More students attend medical schools

Elio Beta, a first-year medical student, works on a lab for his medical histology class in the Medical Science Building on Wednesday afternoon. More first-year students are attending medical school than ever before. Erica Magda

Elio Beta, a first-year medical student, works on a lab for his medical histology class in the Medical Science Building on Wednesday afternoon. More first-year students are attending medical school than ever before. Erica Magda

By Alissa Groeninger

More first-year students are attending medical school this year than ever before.

According to a report by the Association of American Medical Colleges, almost 2 percent more first-year students are enrolled than the previous school year. This comes while there is a shortage of physicians across the country, said Joe Goldberg, assistant professor of clinical medicine. He said the shortage of physicians is due to doctors working shorter hours than they used to, an aging population that is living longer and advances in technology that allow for more procedures, which require more doctors.

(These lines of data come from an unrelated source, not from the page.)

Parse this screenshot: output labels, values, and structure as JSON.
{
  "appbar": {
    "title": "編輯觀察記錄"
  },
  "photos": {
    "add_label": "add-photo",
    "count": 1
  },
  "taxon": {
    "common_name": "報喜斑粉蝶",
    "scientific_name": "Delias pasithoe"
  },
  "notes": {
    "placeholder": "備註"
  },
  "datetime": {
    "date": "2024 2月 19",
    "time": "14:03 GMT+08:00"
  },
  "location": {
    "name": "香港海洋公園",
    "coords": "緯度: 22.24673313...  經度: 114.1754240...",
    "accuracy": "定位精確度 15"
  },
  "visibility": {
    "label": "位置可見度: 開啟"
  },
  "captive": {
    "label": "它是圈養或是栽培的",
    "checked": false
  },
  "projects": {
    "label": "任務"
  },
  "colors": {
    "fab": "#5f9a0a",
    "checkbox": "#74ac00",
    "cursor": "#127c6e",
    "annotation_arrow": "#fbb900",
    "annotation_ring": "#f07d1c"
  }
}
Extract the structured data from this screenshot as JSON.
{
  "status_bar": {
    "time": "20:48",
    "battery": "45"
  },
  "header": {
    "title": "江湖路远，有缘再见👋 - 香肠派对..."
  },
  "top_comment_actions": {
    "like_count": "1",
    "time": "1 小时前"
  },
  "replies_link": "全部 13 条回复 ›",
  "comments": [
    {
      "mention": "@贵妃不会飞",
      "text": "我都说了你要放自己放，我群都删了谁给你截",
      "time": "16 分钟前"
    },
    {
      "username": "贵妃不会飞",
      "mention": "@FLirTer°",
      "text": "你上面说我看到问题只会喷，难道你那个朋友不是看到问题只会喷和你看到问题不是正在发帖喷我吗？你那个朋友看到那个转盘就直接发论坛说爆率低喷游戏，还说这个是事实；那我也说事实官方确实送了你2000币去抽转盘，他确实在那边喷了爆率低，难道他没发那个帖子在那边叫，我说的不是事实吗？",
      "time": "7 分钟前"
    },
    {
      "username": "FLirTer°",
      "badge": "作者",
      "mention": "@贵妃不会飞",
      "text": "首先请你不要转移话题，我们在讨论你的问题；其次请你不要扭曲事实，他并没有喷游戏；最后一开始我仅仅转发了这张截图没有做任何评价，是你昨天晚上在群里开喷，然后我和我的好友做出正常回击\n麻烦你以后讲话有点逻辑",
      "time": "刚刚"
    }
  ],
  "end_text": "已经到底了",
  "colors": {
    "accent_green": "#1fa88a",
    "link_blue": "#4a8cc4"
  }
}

“Because of the miracles of modern medicine more people are living longer,” Goldberg said. “We can do so much more for people.”

People who need medical attention are in danger, Goldberg said. When the current work force begins needing doctors for serious medical reasons, there may not be enough, he added.

“The picture doesn’t look very bright,” Goldberg said.

Linda Singleton, associate director of admissions for the University of Illinois’ Chicago medical school, said there are 308 students in the University of Illinois’ 2008-09 medical school class, eight more than recent class sizes. She said this is because more students accepted the school’s offer of admission than in past years.

The number of first-year Latino students increased by more than 10 percent this school year; the number of Native American students attending medical school for the first time increased by more than 5 percent; and the number of African-American students remained the same as in 2007.

There are more programs for Latinos now than in the past, although Raul Vasquez, information research specialist at the Hispanic Center of Excellence at the Chicago campus, said there still are not enough.

The University’s Urbana-Champaign and Chicago campuses have 51 Latino students in this year’s class, tying 2006 for the most students in a class.

Vasquez said the number of Latino students has increased steadily since the early 1990s.

“There’s a greater interest in medicine,” he added. “(There is a) desire to eliminate these health disparities.”

Mercer University College of Medicine, Texas A&M; Health Science Center College and the University of Arizona College of Medicine, among others, have opened or are opening new branches, which the report credits for helping increase the number of admitted medical students across the county.

“We’re trying to expand our program,” said Brittany Witt, admissions office employee for the Texas A&M; Health Science Center.

Goldberg said that while there are new medical schools, none has expanded to the extent needed to produce enough doctors. It is difficult and cyclical because to create more medical schools, universities need to take medical professionals out of hospitals to teach, Goldberg said.

“It’s not going to crack the nut,” he said. “We know what we need to do. There just needs to be a will to do it.”

Although more first-year students are going to medical school than ever before, Goldberg said there needs to be 20 percent more physicians in the workforce. Goldberg said the shortage of physicians will not be fixed soon because public schools are not receiving the money from the government to increase the size of medical schools, and private schools have lost part of their endowments due to the stock market crash.

The poor economy is also hurting students’ ability to afford medical school, Goldberg said. “This economic downturn is cutting down on families’ (ability) to pay tuition. We may be experiencing a dollar crunch from the students’ side.”

Goldberg said seats in medical schools and spots in residencies are often filled by foreign students. As the physicians shortage continues, hospitals will hire these students. Many foreign students want to stay in the United States because there is more technology than in their home countries, but the rest of the world is then left without help, Goldberg said.

“We’ve got a catastrophe, and it’s just waiting to happen,” Goldberg said.